**DATA SECTION:**
----------------------------------------

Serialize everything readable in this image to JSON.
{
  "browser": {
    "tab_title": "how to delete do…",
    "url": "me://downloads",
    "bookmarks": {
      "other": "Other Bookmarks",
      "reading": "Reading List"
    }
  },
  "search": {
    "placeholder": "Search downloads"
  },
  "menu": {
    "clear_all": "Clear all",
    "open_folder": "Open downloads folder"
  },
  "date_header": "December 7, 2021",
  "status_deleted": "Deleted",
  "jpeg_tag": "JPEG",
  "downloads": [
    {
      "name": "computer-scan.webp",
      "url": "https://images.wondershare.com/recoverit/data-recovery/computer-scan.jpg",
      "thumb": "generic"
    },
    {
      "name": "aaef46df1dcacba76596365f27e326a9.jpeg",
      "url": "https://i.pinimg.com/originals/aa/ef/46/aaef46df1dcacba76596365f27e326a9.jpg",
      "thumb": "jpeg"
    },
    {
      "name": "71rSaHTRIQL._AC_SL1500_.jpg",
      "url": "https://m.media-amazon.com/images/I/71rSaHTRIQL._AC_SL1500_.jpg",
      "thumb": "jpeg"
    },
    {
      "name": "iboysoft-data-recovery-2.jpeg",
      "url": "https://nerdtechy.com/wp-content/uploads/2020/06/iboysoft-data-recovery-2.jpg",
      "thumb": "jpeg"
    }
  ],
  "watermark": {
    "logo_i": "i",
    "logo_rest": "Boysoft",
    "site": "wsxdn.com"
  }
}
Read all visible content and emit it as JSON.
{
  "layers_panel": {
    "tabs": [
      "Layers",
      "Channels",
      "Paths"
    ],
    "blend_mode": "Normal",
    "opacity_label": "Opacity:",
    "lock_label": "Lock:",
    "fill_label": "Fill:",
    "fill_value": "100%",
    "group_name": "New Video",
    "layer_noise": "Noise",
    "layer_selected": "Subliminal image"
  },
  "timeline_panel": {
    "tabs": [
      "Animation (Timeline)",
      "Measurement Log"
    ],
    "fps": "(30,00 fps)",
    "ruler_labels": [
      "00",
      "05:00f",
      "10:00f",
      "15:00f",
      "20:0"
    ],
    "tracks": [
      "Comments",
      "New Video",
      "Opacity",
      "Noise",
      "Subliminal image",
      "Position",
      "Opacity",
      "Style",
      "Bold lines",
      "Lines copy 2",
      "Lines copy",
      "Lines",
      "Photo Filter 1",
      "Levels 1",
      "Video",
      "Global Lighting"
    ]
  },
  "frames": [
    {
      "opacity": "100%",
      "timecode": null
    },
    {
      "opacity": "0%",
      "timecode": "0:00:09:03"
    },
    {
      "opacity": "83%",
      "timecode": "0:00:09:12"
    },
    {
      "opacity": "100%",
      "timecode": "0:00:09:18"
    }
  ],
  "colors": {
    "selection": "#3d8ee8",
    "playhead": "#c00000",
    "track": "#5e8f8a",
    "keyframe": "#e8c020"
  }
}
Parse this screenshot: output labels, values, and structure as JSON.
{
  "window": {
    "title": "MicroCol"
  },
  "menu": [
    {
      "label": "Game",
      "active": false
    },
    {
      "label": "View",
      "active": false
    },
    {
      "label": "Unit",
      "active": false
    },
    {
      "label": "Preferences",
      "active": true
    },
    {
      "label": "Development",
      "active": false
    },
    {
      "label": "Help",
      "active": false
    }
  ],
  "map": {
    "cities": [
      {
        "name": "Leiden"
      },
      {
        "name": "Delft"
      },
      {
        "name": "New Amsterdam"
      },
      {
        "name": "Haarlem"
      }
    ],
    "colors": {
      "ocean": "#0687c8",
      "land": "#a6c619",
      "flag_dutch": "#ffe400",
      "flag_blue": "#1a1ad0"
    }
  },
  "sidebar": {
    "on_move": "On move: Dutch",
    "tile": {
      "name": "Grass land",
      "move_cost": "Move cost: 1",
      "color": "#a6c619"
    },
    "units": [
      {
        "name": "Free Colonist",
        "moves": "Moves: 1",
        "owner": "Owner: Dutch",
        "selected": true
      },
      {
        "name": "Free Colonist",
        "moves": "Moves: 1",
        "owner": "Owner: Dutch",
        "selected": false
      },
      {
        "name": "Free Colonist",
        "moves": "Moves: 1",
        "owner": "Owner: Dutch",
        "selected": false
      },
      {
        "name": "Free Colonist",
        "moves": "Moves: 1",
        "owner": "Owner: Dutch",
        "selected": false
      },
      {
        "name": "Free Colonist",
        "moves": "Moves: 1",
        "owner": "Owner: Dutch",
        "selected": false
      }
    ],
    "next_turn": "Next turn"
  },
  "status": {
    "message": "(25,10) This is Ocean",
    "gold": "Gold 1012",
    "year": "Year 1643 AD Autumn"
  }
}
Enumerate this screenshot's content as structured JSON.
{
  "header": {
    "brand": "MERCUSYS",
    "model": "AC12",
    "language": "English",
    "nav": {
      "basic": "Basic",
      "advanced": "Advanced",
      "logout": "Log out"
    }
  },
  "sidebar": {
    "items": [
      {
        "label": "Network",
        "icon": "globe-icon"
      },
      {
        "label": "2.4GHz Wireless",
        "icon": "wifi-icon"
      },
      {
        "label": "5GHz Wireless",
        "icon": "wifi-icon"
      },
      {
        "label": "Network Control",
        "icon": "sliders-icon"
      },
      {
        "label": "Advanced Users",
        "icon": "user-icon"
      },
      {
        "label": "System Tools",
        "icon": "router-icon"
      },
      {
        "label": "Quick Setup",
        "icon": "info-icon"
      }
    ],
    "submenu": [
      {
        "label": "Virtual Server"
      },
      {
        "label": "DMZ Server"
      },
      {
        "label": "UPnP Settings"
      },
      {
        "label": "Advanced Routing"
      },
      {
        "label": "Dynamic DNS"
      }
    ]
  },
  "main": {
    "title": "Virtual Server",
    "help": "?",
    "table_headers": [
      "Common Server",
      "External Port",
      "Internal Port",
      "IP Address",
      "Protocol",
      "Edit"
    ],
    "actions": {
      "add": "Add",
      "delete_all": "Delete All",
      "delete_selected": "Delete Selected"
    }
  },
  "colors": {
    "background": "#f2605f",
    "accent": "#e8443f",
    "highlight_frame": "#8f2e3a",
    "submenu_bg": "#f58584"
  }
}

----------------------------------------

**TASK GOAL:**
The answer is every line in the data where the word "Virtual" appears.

**YOUR SOLUTION:**
        "label": "Virtual Server"
    "title": "Virtual Server",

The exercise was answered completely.